### [How to complete this task]
Search the entries for lines that contain the word "JSON", and report each one found.

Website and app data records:
=== Begin Enclosure ===
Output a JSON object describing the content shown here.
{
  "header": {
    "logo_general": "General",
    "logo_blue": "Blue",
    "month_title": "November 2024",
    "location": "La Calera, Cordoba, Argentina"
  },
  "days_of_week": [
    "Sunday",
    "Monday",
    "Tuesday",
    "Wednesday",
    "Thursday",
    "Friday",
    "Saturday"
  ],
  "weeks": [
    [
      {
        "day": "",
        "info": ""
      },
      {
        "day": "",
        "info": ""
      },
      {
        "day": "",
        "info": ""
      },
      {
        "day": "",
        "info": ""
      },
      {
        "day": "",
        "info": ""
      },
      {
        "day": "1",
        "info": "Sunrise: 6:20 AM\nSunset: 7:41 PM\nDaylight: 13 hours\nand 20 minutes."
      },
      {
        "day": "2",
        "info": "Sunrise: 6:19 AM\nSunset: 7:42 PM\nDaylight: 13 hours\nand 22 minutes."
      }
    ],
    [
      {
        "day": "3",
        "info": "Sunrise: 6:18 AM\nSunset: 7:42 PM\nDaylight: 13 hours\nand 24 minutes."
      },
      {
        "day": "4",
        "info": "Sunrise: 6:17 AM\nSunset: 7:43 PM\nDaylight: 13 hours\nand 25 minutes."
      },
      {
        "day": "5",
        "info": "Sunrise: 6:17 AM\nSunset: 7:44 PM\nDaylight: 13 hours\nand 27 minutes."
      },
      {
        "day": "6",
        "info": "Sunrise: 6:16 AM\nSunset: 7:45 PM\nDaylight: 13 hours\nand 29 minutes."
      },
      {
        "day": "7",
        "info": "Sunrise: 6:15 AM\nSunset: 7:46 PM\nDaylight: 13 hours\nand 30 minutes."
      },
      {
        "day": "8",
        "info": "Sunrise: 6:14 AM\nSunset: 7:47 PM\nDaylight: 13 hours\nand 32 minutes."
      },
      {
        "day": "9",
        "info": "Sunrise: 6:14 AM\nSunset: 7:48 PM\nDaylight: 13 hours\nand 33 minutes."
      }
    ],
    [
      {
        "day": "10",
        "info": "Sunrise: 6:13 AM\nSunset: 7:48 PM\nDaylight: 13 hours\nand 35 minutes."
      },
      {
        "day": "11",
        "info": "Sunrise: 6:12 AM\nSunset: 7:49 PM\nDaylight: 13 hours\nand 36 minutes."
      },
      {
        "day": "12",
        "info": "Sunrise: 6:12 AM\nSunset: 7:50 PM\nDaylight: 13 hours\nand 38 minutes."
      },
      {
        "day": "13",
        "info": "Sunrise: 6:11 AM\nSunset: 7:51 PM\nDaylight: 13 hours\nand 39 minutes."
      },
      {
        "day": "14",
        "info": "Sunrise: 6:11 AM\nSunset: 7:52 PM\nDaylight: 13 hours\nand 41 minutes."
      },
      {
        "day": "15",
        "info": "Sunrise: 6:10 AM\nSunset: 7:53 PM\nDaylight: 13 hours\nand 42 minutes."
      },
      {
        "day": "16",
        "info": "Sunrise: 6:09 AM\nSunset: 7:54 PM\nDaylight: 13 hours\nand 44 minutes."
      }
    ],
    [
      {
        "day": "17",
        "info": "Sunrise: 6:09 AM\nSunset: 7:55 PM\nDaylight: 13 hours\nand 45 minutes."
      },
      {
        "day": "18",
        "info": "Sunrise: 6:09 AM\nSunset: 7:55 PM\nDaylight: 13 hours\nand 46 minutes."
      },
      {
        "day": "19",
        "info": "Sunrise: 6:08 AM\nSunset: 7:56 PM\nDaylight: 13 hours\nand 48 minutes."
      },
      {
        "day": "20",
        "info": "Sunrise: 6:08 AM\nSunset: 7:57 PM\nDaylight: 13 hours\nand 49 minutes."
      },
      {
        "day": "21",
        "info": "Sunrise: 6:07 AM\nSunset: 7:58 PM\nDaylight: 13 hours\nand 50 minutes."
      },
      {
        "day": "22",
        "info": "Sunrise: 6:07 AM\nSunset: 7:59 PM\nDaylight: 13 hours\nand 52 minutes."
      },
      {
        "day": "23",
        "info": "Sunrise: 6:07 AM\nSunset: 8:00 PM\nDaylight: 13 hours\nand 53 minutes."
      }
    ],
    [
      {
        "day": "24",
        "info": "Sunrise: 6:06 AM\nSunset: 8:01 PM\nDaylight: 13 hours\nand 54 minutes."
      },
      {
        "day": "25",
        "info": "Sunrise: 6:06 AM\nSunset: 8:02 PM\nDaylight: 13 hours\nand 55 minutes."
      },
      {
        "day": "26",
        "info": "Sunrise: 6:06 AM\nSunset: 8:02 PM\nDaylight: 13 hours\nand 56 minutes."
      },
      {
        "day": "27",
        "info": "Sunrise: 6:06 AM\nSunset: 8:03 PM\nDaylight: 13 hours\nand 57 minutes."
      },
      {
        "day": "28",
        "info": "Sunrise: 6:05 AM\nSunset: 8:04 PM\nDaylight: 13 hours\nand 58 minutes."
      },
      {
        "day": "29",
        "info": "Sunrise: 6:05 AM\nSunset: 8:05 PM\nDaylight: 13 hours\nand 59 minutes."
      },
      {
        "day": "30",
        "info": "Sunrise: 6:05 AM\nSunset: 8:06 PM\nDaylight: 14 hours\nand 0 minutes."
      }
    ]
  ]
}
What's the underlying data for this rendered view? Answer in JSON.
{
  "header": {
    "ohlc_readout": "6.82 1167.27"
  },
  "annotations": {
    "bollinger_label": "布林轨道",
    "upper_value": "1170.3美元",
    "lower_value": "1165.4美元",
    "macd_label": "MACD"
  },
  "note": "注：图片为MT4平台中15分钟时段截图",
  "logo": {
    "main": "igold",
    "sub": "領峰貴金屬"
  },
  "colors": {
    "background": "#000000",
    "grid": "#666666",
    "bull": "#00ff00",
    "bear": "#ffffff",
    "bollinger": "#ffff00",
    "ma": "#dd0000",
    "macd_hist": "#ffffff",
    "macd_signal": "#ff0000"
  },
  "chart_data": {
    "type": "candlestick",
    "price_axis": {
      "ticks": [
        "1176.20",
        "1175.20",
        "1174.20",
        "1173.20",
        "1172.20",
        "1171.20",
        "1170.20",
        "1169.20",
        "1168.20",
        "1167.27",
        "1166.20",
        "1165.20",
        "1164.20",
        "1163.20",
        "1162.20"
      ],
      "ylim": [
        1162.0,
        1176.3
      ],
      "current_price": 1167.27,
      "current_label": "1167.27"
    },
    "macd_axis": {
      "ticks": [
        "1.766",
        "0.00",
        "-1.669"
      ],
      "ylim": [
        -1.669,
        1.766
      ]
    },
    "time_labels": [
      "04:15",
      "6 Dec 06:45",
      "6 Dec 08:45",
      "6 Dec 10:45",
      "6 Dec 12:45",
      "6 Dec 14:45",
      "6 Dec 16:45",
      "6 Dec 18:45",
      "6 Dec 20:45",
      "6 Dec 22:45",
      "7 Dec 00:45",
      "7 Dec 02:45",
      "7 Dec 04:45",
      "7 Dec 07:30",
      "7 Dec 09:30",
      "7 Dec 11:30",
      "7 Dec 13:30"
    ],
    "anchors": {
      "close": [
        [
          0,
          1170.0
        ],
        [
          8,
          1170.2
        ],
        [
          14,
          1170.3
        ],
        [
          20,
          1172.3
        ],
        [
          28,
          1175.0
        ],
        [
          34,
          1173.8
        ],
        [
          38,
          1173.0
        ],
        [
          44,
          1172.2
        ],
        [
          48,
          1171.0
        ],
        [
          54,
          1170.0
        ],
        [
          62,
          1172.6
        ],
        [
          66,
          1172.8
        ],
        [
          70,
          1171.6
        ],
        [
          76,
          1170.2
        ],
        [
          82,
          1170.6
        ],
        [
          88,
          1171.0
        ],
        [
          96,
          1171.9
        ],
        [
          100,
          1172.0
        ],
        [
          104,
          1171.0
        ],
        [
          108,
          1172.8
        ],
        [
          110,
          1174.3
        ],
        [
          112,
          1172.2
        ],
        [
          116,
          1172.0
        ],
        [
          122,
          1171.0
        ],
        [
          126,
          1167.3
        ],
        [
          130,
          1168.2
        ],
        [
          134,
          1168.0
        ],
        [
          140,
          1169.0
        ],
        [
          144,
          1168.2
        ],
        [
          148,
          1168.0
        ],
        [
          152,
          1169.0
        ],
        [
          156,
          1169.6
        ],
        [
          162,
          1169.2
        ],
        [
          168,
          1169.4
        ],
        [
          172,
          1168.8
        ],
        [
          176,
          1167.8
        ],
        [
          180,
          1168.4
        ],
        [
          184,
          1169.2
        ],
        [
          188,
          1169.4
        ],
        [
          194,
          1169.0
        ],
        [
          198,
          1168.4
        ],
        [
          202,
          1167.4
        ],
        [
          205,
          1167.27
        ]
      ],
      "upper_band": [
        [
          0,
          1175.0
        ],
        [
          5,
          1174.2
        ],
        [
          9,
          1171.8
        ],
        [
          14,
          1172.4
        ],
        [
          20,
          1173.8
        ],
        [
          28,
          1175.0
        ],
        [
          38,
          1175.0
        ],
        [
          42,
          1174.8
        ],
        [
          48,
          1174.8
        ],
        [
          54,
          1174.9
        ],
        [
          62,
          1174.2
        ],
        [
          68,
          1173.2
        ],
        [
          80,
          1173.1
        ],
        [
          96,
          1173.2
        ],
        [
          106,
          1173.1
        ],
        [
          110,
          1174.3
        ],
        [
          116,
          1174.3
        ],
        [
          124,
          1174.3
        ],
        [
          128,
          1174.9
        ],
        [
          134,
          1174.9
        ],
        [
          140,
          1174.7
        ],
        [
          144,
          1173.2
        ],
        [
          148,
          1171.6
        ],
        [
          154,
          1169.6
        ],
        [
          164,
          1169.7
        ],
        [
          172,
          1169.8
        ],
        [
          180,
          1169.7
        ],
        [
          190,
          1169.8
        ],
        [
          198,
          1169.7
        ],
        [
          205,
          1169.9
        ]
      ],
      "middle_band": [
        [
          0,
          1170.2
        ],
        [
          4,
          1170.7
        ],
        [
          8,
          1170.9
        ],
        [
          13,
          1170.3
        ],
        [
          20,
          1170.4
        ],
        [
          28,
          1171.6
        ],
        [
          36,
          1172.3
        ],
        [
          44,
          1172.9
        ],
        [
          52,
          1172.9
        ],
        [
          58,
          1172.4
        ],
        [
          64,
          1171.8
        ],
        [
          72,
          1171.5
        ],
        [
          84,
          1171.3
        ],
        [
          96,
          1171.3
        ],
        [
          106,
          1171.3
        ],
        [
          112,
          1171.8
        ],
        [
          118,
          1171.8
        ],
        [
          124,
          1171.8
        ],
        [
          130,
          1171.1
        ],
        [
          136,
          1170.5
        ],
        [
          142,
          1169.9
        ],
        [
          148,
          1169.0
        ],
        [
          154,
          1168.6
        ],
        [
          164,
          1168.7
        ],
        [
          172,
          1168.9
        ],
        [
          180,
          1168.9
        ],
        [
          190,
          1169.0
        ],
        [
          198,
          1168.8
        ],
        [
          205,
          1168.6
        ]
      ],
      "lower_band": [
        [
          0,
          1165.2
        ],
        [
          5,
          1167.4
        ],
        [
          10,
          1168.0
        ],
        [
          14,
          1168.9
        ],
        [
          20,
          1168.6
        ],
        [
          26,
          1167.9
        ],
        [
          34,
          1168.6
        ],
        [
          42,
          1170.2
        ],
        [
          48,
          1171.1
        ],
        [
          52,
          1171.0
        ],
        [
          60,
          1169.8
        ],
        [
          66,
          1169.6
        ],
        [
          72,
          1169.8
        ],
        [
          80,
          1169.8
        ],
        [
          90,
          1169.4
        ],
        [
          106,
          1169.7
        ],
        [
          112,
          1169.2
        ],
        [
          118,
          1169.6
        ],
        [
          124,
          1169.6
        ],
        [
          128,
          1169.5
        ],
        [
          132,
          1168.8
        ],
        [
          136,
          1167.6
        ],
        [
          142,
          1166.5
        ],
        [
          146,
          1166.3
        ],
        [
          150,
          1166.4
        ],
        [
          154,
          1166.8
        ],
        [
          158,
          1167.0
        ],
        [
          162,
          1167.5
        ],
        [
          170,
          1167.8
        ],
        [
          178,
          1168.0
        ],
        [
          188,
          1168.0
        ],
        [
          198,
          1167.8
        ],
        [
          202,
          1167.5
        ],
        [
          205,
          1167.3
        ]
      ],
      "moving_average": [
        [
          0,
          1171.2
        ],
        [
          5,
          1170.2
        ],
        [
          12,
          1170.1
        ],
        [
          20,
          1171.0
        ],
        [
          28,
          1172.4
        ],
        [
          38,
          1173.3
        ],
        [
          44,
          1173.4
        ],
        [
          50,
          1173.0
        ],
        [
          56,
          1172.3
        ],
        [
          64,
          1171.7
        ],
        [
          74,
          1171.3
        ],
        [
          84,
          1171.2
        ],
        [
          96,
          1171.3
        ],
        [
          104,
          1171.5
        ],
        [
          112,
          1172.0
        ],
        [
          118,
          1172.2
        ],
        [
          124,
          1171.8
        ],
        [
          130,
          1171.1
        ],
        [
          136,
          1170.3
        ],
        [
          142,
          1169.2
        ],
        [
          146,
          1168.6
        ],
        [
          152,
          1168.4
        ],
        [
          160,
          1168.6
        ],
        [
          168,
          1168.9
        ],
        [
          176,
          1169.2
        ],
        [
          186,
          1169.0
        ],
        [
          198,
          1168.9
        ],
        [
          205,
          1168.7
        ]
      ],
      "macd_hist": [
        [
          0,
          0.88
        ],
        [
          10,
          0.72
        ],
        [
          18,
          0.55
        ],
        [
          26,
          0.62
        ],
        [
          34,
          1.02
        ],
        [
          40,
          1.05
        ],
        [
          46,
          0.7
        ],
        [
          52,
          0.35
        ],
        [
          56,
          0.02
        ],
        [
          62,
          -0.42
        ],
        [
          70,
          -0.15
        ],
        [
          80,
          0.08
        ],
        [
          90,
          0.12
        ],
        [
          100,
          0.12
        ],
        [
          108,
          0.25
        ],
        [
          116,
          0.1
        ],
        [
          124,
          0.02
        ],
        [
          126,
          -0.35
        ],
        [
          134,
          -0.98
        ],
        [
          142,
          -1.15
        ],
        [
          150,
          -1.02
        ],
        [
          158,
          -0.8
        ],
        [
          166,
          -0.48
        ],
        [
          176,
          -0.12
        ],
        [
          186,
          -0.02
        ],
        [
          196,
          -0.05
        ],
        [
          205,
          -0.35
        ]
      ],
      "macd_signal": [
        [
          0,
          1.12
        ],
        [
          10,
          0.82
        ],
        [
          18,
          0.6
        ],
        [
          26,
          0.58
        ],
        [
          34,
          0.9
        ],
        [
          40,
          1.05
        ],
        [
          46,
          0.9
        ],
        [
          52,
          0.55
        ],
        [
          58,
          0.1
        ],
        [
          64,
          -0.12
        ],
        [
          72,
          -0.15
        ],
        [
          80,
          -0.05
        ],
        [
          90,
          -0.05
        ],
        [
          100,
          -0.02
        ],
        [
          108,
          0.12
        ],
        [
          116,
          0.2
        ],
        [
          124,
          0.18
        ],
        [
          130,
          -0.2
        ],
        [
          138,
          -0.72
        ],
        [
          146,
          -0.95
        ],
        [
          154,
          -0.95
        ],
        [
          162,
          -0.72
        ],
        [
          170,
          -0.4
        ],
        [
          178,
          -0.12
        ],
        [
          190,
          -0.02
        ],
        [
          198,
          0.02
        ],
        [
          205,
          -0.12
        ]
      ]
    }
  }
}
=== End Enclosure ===
### [Task result]
Output a JSON object describing the content shown here.
What's the underlying data for this rendered view? Answer in JSON.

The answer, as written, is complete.